A few days ago I tweeted the following in regard to the debate over whether President Trump has actually been impeached:
There is a simple way to resolve this. @senatemajldr should send a note to the Chief Justice, notifying him of the House vote. If the CJ shows up at the Senate the next day, Trump is impeached. If not, six more weeks of winter.
This was intended to be a joke. (In case you were wondering whether I know the difference between the chief justice and a groundhog). On second thought, though, it raises a couple of interesting points. (Well, I think they’re interesting. You can decide for yourself.).
First, while the debate over whether Trump has been impeached is largely rhetorical, there is a substantive constitutional question underlying it. Has the House completed the actions required to allow the Senate to commence an impeachment trial? Or is it necessary for the House to take additional steps (such as providing formal notice, appointing managers, or exhibiting the articles of impeachment) before the Senate may constitutionally exercise the power to try impeachments?
I emphasize the question of constitutional power, as distinct from the operation of the Senate’s impeachment rules, which themselves may require the House to provide formal notice before a trial may begin. These rules are subject to amendment or reinterpretation by the Senate, but there is also a constitutional limitation on the Senate’s authority which is beyond the power of that body to change. The Constitution implicitly forbids the Senate from trying an impeachment until its jurisdiction has been invoked by action of the House. Cf. Jefferson’s Manual Sec. LIII (“The Lords can not impeach any to themselves, nor join in the accusation, because they are the judges.). The question is whether the House’s impeachment vote is sufficient as a constitutional matter to trigger the Senate’s jurisdiction.
This question is not answered by the fact that the Constitution gives the House the sole power of impeachment and the Senate the sole power to try impeachments. Each house has exclusive authority to determine how to exercise its own power, but this does not mean it has the exclusive authority to determine when the power exists in the first place (or what the courts would call “jurisdiction to determine jurisdiction”). Such an issue would arise if the House attempted to impeach or the Senate attempted to try a person who claimed not to be subject to the impeachment power at all (e.g., a private citizen). It similarly arises if there is a dispute whether an individual has been impeached such that the Senate’s power to try the impeachment is invoked.
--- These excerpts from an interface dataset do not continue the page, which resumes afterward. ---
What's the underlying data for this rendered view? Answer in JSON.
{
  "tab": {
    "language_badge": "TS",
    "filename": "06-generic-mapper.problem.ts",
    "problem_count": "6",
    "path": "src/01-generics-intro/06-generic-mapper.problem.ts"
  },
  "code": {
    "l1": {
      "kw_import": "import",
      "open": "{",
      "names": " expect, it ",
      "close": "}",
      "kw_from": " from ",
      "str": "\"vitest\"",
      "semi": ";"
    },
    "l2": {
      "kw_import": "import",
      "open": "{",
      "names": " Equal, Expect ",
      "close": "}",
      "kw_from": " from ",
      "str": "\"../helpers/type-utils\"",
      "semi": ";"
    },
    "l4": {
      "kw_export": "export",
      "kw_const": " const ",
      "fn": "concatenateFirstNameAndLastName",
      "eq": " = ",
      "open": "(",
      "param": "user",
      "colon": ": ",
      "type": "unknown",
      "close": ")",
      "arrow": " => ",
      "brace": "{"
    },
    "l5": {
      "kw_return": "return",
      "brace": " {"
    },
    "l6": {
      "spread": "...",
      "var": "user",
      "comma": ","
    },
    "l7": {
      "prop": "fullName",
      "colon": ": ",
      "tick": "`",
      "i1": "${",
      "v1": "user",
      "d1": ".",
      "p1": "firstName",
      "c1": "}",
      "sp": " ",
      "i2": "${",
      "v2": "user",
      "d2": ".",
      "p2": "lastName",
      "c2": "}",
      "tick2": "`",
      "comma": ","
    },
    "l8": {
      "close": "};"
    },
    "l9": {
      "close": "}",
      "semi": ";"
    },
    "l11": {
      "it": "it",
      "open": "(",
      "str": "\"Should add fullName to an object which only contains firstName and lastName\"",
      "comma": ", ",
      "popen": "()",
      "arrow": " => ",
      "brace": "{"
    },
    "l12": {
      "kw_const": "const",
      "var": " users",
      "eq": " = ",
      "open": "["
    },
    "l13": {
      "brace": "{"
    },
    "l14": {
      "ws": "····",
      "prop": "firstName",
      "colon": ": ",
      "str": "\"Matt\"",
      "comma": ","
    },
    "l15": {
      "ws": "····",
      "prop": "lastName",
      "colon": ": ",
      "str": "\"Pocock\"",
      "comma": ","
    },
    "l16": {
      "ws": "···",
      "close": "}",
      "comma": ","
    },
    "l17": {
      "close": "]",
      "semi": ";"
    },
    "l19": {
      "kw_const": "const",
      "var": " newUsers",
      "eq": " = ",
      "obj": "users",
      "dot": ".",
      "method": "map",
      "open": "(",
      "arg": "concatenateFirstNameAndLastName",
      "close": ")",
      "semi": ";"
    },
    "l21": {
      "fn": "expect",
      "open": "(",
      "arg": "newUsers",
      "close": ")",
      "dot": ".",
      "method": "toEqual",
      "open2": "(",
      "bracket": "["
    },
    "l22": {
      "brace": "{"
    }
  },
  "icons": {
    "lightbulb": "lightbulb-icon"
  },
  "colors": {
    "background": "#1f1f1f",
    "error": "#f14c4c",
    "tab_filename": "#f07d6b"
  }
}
Let’s imagine then in the current situation that the Senate attempts to act upon the House’s impeachment of President Trump. The House could take the position that the Senate has not yet acquired jurisdiction and lacks the power to act. For the reasons noted above, this dispute would be distinguishable from questions relating to the Senate’s authority to determine how to “try” an impeachment, which were found to be nonjusticiable by the Supreme Court. See Nixon v. United States, 506 U.S. 224 (1993). Nonetheless, it is unlikely that a court could or would arbitrate such a dispute between the houses.
This, however, is where the second interesting point arises. The Senate cannot exercise its power to try this impeachment without summoning the chief justice to preside. See Nixon, 506 U.S. at 230 (noting there are “three very specific requirements that the Constitution does impose on the Senate when trying impeachments: The Members must be under oath, a two-thirds vote is required to convict, and the Chief Justice presides when the President is tried.”). If the Senate’s jurisdiction is in controversy, the House could ask the chief justice not to appear. Arguably, the chief justice would have to resolve the jurisdictional question before appearing in the Senate.
It is perhaps more likely that the chief justice would conclude that this motion should be presented to him in his capacity as presiding officer (e.g., after he has appeared and taken the oath). Suppose then that the chief justice, as presiding officer, decides that the Senate lacks jurisdiction. Should this ruling be appealable to the Senate? If the Senate overrules the chief justice, is he obligated to preside over a trial he believes to be constitutionally invalid? These questions have no clear answer and, as far as I know, there is no precedent to provide guidance.
These questions illustrate the difficulty the Senate would face if it attempted to unilaterally dismiss the impeachment (for want of prosecution or for any other reason) without the chief justice’s acquiescence. Notwithstanding the Justice Department’s suggestion to the contrary, the chief justice’s role in an impeachment trial is far more than merely administrative.
One might say that confusing the chief justice with a parliamentarian is almost as bad as confusing him with a groundhog. (Ok, that would be an odd thing to say, but you get the point.).